[Stored records]
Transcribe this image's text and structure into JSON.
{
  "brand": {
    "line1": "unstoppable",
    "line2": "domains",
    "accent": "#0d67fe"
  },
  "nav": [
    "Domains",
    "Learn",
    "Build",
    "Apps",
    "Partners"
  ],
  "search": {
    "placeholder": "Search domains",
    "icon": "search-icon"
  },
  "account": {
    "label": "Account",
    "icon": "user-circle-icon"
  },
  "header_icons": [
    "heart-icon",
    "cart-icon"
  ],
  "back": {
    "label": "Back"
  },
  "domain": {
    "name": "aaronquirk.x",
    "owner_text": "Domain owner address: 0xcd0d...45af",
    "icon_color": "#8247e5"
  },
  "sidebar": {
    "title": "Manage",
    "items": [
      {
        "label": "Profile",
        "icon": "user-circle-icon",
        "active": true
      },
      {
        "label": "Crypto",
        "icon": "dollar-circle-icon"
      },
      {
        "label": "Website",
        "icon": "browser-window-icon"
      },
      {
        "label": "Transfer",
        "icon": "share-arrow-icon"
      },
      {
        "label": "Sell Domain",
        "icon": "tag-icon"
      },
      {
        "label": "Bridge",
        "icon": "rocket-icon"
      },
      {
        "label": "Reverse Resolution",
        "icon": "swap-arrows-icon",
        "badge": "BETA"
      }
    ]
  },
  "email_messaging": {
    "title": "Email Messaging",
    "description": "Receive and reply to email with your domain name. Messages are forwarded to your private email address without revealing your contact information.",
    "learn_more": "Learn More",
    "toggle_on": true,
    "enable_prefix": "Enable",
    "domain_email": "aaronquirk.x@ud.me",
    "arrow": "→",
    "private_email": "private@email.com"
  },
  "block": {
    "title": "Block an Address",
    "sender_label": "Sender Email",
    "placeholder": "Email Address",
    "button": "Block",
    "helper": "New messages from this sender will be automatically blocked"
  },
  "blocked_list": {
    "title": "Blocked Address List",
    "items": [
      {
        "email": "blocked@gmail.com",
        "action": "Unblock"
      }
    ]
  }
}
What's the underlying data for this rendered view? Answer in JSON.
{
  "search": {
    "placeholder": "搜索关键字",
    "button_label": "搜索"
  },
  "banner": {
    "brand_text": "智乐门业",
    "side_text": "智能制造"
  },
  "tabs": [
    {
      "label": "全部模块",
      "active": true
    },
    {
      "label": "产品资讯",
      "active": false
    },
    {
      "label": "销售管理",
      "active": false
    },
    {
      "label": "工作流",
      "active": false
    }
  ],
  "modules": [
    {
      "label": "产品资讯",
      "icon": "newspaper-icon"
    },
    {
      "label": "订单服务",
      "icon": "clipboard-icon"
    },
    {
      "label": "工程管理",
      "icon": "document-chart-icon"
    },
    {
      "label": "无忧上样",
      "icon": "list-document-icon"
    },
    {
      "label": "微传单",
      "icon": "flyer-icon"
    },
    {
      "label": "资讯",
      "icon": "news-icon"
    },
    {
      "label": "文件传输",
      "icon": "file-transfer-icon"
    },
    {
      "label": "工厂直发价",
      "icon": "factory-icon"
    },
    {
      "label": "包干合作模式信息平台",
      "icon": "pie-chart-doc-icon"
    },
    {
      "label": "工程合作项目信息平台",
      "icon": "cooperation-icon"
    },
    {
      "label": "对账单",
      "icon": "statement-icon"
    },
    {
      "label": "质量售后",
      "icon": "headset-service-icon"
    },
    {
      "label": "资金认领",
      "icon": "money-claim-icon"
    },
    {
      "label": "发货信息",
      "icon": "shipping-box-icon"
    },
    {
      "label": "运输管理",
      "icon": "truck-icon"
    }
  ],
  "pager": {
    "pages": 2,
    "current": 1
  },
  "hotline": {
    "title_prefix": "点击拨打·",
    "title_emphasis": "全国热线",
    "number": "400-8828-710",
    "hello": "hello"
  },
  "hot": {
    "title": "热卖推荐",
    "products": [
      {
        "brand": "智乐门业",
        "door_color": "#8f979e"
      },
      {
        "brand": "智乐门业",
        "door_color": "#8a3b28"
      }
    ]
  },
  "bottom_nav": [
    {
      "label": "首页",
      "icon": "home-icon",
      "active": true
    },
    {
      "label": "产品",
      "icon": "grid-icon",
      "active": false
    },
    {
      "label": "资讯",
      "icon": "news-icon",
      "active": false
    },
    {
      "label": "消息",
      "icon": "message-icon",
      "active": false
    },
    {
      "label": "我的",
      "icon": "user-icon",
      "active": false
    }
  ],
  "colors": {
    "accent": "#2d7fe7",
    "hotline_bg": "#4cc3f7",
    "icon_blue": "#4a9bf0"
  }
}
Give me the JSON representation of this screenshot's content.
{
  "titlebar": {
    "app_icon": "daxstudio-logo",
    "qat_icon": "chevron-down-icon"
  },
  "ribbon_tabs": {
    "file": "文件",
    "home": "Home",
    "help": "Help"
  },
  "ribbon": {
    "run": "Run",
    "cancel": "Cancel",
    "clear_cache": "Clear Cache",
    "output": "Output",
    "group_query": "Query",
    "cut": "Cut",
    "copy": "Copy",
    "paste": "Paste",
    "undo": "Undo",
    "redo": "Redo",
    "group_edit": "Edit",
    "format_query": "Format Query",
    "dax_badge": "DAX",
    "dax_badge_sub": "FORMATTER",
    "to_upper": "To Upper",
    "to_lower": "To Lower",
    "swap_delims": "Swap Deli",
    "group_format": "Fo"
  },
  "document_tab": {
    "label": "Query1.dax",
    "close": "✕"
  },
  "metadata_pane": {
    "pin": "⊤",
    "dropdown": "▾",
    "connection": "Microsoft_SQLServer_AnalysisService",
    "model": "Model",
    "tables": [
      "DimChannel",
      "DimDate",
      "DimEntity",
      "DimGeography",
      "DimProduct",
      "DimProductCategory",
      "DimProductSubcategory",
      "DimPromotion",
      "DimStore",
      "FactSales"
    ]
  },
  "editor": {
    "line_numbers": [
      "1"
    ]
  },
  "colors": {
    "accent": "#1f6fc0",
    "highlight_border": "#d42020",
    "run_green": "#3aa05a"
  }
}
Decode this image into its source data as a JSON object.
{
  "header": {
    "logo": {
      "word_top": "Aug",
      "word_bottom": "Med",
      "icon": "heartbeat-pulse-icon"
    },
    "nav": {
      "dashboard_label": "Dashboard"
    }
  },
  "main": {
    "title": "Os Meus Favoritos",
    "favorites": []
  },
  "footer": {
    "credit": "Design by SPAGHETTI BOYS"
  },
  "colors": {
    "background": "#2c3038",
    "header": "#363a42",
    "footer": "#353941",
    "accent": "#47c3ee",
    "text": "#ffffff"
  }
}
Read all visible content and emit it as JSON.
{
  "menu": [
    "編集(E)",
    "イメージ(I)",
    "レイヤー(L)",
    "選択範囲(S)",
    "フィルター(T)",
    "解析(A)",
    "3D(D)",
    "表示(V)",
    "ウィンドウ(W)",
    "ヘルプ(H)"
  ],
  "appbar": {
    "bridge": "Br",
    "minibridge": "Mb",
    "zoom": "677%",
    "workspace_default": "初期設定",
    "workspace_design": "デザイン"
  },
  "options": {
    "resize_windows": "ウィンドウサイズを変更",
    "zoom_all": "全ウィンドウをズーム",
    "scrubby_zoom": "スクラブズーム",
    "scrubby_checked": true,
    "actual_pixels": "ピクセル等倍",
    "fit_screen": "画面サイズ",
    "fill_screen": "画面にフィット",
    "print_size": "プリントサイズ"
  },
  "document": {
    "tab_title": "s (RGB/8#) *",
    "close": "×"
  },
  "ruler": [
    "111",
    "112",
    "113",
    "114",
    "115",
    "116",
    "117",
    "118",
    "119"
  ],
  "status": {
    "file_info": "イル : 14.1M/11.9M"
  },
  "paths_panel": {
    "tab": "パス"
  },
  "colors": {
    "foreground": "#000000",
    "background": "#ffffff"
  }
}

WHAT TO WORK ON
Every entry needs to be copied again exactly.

RESPONSE AREA
Transcribe this image's text and structure into JSON.
{
  "brand": {
    "line1": "unstoppable",
    "line2": "domains",
    "accent": "#0d67fe"
  },
  "nav": [
    "Domains",
    "Learn",
    "Build",
    "Apps",
    "Partners"
  ],
  "search": {
    "placeholder": "Search domains",
    "icon": "search-icon"
  },
  "account": {
    "label": "Account",
    "icon": "user-circle-icon"
  },
  "header_icons": [
    "heart-icon",
    "cart-icon"
  ],
  "back": {
    "label": "Back"
  },
  "domain": {
    "name": "aaronquirk.x",
    "owner_text": "Domain owner address: 0xcd0d...45af",
    "icon_color": "#8247e5"
  },
  "sidebar": {
    "title": "Manage",
    "items": [
      {
        "label": "Profile",
        "icon": "user-circle-icon",
        "active": true
      },
      {
        "label": "Crypto",
        "icon": "dollar-circle-icon"
      },
      {
        "label": "Website",
        "icon": "browser-window-icon"
      },
      {
        "label": "Transfer",
        "icon": "share-arrow-icon"
      },
      {
        "label": "Sell Domain",
        "icon": "tag-icon"
      },
      {
        "label": "Bridge",
        "icon": "rocket-icon"
      },
      {
        "label": "Reverse Resolution",
        "icon": "swap-arrows-icon",
        "badge": "BETA"
      }
    ]
  },
  "email_messaging": {
    "title": "Email Messaging",
    "description": "Receive and reply to email with your domain name. Messages are forwarded to your private email address without revealing your contact information.",
    "learn_more": "Learn More",
    "toggle_on": true,
    "enable_prefix": "Enable",
    "domain_email": "aaronquirk.x@ud.me",
    "arrow": "→",
    "private_email": "private@email.com"
  },
  "block": {
    "title": "Block an Address",
    "sender_label": "Sender Email",
    "placeholder": "Email Address",
    "button": "Block",
    "helper": "New messages from this sender will be automatically blocked"
  },
  "blocked_list": {
    "title": "Blocked Address List",
    "items": [
      {
        "email": "blocked@gmail.com",
        "action": "Unblock"
      }
    ]
  }
}
What's the underlying data for this rendered view? Answer in JSON.
{
  "search": {
    "placeholder": "搜索关键字",
    "button_label": "搜索"
  },
  "banner": {
    "brand_text": "智乐门业",
    "side_text": "智能制造"
  },
  "tabs": [
    {
      "label": "全部模块",
      "active": true
    },
    {
      "label": "产品资讯",
      "active": false
    },
    {
      "label": "销售管理",
      "active": false
    },
    {
      "label": "工作流",
      "active": false
    }
  ],
  "modules": [
    {
      "label": "产品资讯",
      "icon": "newspaper-icon"
    },
    {
      "label": "订单服务",
      "icon": "clipboard-icon"
    },
    {
      "label": "工程管理",
      "icon": "document-chart-icon"
    },
    {
      "label": "无忧上样",
      "icon": "list-document-icon"
    },
    {
      "label": "微传单",
      "icon": "flyer-icon"
    },
    {
      "label": "资讯",
      "icon": "news-icon"
    },
    {
      "label": "文件传输",
      "icon": "file-transfer-icon"
    },
    {
      "label": "工厂直发价",
      "icon": "factory-icon"
    },
    {
      "label": "包干合作模式信息平台",
      "icon": "pie-chart-doc-icon"
    },
    {
      "label": "工程合作项目信息平台",
      "icon": "cooperation-icon"
    },
    {
      "label": "对账单",
      "icon": "statement-icon"
    },
    {
      "label": "质量售后",
      "icon": "headset-service-icon"
    },
    {
      "label": "资金认领",
      "icon": "money-claim-icon"
    },
    {
      "label": "发货信息",
      "icon": "shipping-box-icon"
    },
    {
      "label": "运输管理",
      "icon": "truck-icon"
    }
  ],
  "pager": {
    "pages": 2,
    "current": 1
  },
  "hotline": {
    "title_prefix": "点击拨打·",
    "title_emphasis": "全国热线",
    "number": "400-8828-710",
    "hello": "hello"
  },
  "hot": {
    "title": "热卖推荐",
    "products": [
      {
        "brand": "智乐门业",
        "door_color": "#8f979e"
      },
      {
        "brand": "智乐门业",
        "door_color": "#8a3b28"
      }
    ]
  },
  "bottom_nav": [
    {
      "label": "首页",
      "icon": "home-icon",
      "active": true
    },
    {
      "label": "产品",
      "icon": "grid-icon",
      "active": false
    },
    {
      "label": "资讯",
      "icon": "news-icon",
      "active": false
    },
    {
      "label": "消息",
      "icon": "message-icon",
      "active": false
    },
    {
      "label": "我的",
      "icon": "user-icon",
      "active": false
    }
  ],
  "colors": {
    "accent": "#2d7fe7",
    "hotline_bg": "#4cc3f7",
    "icon_blue": "#4a9bf0"
  }
}
Give me the JSON representation of this screenshot's content.
{
  "titlebar": {
    "app_icon": "daxstudio-logo",
    "qat_icon": "chevron-down-icon"
  },
  "ribbon_tabs": {
    "file": "文件",
    "home": "Home",
    "help": "Help"
  },
  "ribbon": {
    "run": "Run",
    "cancel": "Cancel",
    "clear_cache": "Clear Cache",
    "output": "Output",
    "group_query": "Query",
    "cut": "Cut",
    "copy": "Copy",
    "paste": "Paste",
    "undo": "Undo",
    "redo": "Redo",
    "group_edit": "Edit",
    "format_query": "Format Query",
    "dax_badge": "DAX",
    "dax_badge_sub": "FORMATTER",
    "to_upper": "To Upper",
    "to_lower": "To Lower",
    "swap_delims": "Swap Deli",
    "group_format": "Fo"
  },
  "document_tab": {
    "label": "Query1.dax",
    "close": "✕"
  },
  "metadata_pane": {
    "pin": "⊤",
    "dropdown": "▾",
    "connection": "Microsoft_SQLServer_AnalysisService",
    "model": "Model",
    "tables": [
      "DimChannel",
      "DimDate",
      "DimEntity",
      "DimGeography",
      "DimProduct",
      "DimProductCategory",
      "DimProductSubcategory",
      "DimPromotion",
      "DimStore",
      "FactSales"
    ]
  },
  "editor": {
    "line_numbers": [
      "1"
    ]
  },
  "colors": {
    "accent": "#1f6fc0",
    "highlight_border": "#d42020",
    "run_green": "#3aa05a"
  }
}
Decode this image into its source data as a JSON object.
{
  "header": {
    "logo": {
      "word_top": "Aug",
      "word_bottom": "Med",
      "icon": "heartbeat-pulse-icon"
    },
    "nav": {
      "dashboard_label": "Dashboard"
    }
  },
  "main": {
    "title": "Os Meus Favoritos",
    "favorites": []
  },
  "footer": {
    "credit": "Design by SPAGHETTI BOYS"
  },
  "colors": {
    "background": "#2c3038",
    "header": "#363a42",
    "footer": "#353941",
    "accent": "#47c3ee",
    "text": "#ffffff"
  }
}
Read all visible content and emit it as JSON.
{
  "menu": [
    "編集(E)",
    "イメージ(I)",
    "レイヤー(L)",
    "選択範囲(S)",
    "フィルター(T)",
    "解析(A)",
    "3D(D)",
    "表示(V)",
    "ウィンドウ(W)",
    "ヘルプ(H)"
  ],
  "appbar": {
    "bridge": "Br",
    "minibridge": "Mb",
    "zoom": "677%",
    "workspace_default": "初期設定",
    "workspace_design": "デザイン"
  },
  "options": {
    "resize_windows": "ウィンドウサイズを変更",
    "zoom_all": "全ウィンドウをズーム",
    "scrubby_zoom": "スクラブズーム",
    "scrubby_checked": true,
    "actual_pixels": "ピクセル等倍",
    "fit_screen": "画面サイズ",
    "fill_screen": "画面にフィット",
    "print_size": "プリントサイズ"
  },
  "document": {
    "tab_title": "s (RGB/8#) *",
    "close": "×"
  },
  "ruler": [
    "111",
    "112",
    "113",
    "114",
    "115",
    "116",
    "117",
    "118",
    "119"
  ],
  "status": {
    "file_info": "イル : 14.1M/11.9M"
  },
  "paths_panel": {
    "tab": "パス"
  },
  "colors": {
    "foreground": "#000000",
    "background": "#ffffff"
  }
}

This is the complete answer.